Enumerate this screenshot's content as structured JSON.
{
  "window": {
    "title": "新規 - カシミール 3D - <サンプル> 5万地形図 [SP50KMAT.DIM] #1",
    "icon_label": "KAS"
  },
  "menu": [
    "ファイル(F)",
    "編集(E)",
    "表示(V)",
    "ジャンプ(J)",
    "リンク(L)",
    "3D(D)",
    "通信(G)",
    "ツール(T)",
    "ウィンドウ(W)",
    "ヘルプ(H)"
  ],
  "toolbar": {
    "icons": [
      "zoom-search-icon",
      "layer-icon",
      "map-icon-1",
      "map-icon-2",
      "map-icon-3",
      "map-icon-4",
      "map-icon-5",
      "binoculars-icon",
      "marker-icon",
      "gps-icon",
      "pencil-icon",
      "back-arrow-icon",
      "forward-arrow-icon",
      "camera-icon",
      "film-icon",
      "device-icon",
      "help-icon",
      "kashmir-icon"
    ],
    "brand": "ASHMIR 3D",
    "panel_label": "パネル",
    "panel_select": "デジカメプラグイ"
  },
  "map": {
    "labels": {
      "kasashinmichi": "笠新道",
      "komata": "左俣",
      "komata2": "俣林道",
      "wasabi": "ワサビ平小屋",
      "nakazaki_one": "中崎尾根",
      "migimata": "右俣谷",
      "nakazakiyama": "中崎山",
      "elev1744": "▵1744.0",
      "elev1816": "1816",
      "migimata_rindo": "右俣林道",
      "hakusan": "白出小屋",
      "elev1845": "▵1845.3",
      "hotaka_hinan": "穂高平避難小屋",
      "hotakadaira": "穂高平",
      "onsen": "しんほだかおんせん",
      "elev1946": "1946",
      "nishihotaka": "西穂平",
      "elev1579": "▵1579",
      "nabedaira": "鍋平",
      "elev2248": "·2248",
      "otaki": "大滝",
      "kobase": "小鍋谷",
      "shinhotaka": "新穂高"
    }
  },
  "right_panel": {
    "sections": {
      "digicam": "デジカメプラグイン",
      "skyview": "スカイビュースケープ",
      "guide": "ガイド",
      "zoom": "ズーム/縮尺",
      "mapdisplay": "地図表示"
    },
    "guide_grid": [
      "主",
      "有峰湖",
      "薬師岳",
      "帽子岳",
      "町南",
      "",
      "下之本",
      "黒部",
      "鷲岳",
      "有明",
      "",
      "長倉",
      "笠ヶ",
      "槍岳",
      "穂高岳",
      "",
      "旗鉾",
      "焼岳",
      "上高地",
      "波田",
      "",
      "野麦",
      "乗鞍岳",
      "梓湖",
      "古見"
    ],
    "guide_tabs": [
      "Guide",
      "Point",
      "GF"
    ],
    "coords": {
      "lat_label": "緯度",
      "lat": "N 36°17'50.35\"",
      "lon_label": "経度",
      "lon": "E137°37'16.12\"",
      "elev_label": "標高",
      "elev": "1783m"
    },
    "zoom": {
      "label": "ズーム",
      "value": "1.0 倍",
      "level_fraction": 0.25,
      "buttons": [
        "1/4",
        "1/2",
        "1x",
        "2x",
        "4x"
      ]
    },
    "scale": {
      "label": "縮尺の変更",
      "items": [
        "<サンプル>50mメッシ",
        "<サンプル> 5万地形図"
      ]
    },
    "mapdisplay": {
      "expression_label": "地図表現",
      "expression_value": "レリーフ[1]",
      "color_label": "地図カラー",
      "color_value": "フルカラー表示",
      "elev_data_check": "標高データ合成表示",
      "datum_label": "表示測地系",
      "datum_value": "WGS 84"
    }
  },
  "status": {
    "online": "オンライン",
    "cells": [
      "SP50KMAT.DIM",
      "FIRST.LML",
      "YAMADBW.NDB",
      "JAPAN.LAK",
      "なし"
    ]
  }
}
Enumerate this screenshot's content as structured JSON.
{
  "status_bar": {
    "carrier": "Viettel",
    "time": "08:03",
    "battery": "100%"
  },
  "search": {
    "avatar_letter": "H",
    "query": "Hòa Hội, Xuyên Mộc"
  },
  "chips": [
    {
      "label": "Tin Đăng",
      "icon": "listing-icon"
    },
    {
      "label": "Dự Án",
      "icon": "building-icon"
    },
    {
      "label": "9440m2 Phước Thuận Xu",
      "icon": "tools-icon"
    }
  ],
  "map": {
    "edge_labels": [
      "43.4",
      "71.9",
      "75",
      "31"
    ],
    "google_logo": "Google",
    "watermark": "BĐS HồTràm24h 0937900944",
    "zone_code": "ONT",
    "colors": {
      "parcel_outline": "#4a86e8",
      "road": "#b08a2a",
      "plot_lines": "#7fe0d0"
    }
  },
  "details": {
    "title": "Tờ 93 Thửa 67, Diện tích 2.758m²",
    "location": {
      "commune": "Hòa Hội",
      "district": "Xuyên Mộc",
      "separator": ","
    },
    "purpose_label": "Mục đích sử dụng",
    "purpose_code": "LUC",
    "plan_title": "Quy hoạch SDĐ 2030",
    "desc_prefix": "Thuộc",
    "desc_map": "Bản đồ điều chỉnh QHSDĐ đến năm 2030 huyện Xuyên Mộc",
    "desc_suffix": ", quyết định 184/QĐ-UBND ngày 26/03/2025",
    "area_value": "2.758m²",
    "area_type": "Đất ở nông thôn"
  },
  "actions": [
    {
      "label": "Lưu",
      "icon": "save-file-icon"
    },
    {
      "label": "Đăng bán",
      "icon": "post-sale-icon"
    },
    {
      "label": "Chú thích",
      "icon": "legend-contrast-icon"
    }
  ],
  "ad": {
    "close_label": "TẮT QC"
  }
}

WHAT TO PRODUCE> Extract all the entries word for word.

EXERCISE RESPONSE>
Enumerate this screenshot's content as structured JSON.
{
  "window": {
    "title": "新規 - カシミール 3D - <サンプル> 5万地形図 [SP50KMAT.DIM] #1",
    "icon_label": "KAS"
  },
  "menu": [
    "ファイル(F)",
    "編集(E)",
    "表示(V)",
    "ジャンプ(J)",
    "リンク(L)",
    "3D(D)",
    "通信(G)",
    "ツール(T)",
    "ウィンドウ(W)",
    "ヘルプ(H)"
  ],
  "toolbar": {
    "icons": [
      "zoom-search-icon",
      "layer-icon",
      "map-icon-1",
      "map-icon-2",
      "map-icon-3",
      "map-icon-4",
      "map-icon-5",
      "binoculars-icon",
      "marker-icon",
      "gps-icon",
      "pencil-icon",
      "back-arrow-icon",
      "forward-arrow-icon",
      "camera-icon",
      "film-icon",
      "device-icon",
      "help-icon",
      "kashmir-icon"
    ],
    "brand": "ASHMIR 3D",
    "panel_label": "パネル",
    "panel_select": "デジカメプラグイ"
  },
  "map": {
    "labels": {
      "kasashinmichi": "笠新道",
      "komata": "左俣",
      "komata2": "俣林道",
      "wasabi": "ワサビ平小屋",
      "nakazaki_one": "中崎尾根",
      "migimata": "右俣谷",
      "nakazakiyama": "中崎山",
      "elev1744": "▵1744.0",
      "elev1816": "1816",
      "migimata_rindo": "右俣林道",
      "hakusan": "白出小屋",
      "elev1845": "▵1845.3",
      "hotaka_hinan": "穂高平避難小屋",
      "hotakadaira": "穂高平",
      "onsen": "しんほだかおんせん",
      "elev1946": "1946",
      "nishihotaka": "西穂平",
      "elev1579": "▵1579",
      "nabedaira": "鍋平",
      "elev2248": "·2248",
      "otaki": "大滝",
      "kobase": "小鍋谷",
      "shinhotaka": "新穂高"
    }
  },
  "right_panel": {
    "sections": {
      "digicam": "デジカメプラグイン",
      "skyview": "スカイビュースケープ",
      "guide": "ガイド",
      "zoom": "ズーム/縮尺",
      "mapdisplay": "地図表示"
    },
    "guide_grid": [
      "主",
      "有峰湖",
      "薬師岳",
      "帽子岳",
      "町南",
      "",
      "下之本",
      "黒部",
      "鷲岳",
      "有明",
      "",
      "長倉",
      "笠ヶ",
      "槍岳",
      "穂高岳",
      "",
      "旗鉾",
      "焼岳",
      "上高地",
      "波田",
      "",
      "野麦",
      "乗鞍岳",
      "梓湖",
      "古見"
    ],
    "guide_tabs": [
      "Guide",
      "Point",
      "GF"
    ],
    "coords": {
      "lat_label": "緯度",
      "lat": "N 36°17'50.35\"",
      "lon_label": "経度",
      "lon": "E137°37'16.12\"",
      "elev_label": "標高",
      "elev": "1783m"
    },
    "zoom": {
      "label": "ズーム",
      "value": "1.0 倍",
      "level_fraction": 0.25,
      "buttons": [
        "1/4",
        "1/2",
        "1x",
        "2x",
        "4x"
      ]
    },
    "scale": {
      "label": "縮尺の変更",
      "items": [
        "<サンプル>50mメッシ",
        "<サンプル> 5万地形図"
      ]
    },
    "mapdisplay": {
      "expression_label": "地図表現",
      "expression_value": "レリーフ[1]",
      "color_label": "地図カラー",
      "color_value": "フルカラー表示",
      "elev_data_check": "標高データ合成表示",
      "datum_label": "表示測地系",
      "datum_value": "WGS 84"
    }
  },
  "status": {
    "online": "オンライン",
    "cells": [
      "SP50KMAT.DIM",
      "FIRST.LML",
      "YAMADBW.NDB",
      "JAPAN.LAK",
      "なし"
    ]
  }
}
Enumerate this screenshot's content as structured JSON.
{
  "status_bar": {
    "carrier": "Viettel",
    "time": "08:03",
    "battery": "100%"
  },
  "search": {
    "avatar_letter": "H",
    "query": "Hòa Hội, Xuyên Mộc"
  },
  "chips": [
    {
      "label": "Tin Đăng",
      "icon": "listing-icon"
    },
    {
      "label": "Dự Án",
      "icon": "building-icon"
    },
    {
      "label": "9440m2 Phước Thuận Xu",
      "icon": "tools-icon"
    }
  ],
  "map": {
    "edge_labels": [
      "43.4",
      "71.9",
      "75",
      "31"
    ],
    "google_logo": "Google",
    "watermark": "BĐS HồTràm24h 0937900944",
    "zone_code": "ONT",
    "colors": {
      "parcel_outline": "#4a86e8",
      "road": "#b08a2a",
      "plot_lines": "#7fe0d0"
    }
  },
  "details": {
    "title": "Tờ 93 Thửa 67, Diện tích 2.758m²",
    "location": {
      "commune": "Hòa Hội",
      "district": "Xuyên Mộc",
      "separator": ","
    },
    "purpose_label": "Mục đích sử dụng",
    "purpose_code": "LUC",
    "plan_title": "Quy hoạch SDĐ 2030",
    "desc_prefix": "Thuộc",
    "desc_map": "Bản đồ điều chỉnh QHSDĐ đến năm 2030 huyện Xuyên Mộc",
    "desc_suffix": ", quyết định 184/QĐ-UBND ngày 26/03/2025",
    "area_value": "2.758m²",
    "area_type": "Đất ở nông thôn"
  },
  "actions": [
    {
      "label": "Lưu",
      "icon": "save-file-icon"
    },
    {
      "label": "Đăng bán",
      "icon": "post-sale-icon"
    },
    {
      "label": "Chú thích",
      "icon": "legend-contrast-icon"
    }
  ],
  "ad": {
    "close_label": "TẮT QC"
  }
}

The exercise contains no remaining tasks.